━━━ Records for this exercise

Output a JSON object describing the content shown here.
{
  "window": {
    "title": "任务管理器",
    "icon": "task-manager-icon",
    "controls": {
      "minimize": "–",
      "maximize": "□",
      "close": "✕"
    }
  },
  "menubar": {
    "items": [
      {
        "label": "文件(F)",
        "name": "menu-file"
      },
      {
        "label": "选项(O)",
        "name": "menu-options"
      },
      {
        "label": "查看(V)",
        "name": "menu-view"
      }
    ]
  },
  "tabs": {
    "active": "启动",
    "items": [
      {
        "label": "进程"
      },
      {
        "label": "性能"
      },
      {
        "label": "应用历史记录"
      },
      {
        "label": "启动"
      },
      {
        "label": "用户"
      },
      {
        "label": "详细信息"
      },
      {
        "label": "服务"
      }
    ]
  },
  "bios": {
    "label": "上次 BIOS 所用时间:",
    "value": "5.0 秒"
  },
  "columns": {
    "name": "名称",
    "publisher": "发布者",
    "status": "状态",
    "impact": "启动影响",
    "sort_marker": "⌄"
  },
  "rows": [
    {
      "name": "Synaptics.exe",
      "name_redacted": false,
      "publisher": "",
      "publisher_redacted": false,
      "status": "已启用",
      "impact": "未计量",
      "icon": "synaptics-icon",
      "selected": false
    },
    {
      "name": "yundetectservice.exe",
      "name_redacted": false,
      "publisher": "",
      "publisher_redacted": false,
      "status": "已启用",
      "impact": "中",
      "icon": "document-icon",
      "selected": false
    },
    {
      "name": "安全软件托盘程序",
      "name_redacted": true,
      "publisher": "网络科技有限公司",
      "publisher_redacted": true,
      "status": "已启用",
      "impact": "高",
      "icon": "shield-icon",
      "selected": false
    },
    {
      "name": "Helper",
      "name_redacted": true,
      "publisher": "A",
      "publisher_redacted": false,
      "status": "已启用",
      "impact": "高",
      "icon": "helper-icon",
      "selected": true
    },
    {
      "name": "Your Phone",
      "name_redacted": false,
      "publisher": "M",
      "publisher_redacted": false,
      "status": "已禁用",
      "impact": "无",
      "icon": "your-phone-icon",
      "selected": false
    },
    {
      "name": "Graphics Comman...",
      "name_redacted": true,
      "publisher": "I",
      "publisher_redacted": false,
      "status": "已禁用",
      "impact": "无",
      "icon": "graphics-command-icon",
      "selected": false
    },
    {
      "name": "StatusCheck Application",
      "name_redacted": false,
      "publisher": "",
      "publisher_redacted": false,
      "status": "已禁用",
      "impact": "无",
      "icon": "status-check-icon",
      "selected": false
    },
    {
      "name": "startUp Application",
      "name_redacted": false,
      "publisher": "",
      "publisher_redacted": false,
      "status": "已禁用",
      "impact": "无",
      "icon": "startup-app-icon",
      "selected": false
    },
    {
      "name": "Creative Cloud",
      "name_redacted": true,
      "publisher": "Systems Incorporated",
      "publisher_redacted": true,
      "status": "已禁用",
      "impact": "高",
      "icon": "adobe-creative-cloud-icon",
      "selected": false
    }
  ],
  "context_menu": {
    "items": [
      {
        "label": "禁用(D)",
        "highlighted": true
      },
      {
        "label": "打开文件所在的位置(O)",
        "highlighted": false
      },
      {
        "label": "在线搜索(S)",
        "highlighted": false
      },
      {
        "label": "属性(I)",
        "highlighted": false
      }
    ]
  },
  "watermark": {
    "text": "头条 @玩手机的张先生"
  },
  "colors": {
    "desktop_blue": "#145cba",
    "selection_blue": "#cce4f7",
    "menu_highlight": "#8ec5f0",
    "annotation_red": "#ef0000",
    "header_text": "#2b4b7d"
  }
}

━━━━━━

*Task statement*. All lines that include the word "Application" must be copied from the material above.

*Response for this exercise*.
      "name": "StatusCheck Application",
      "name": "startUp Application",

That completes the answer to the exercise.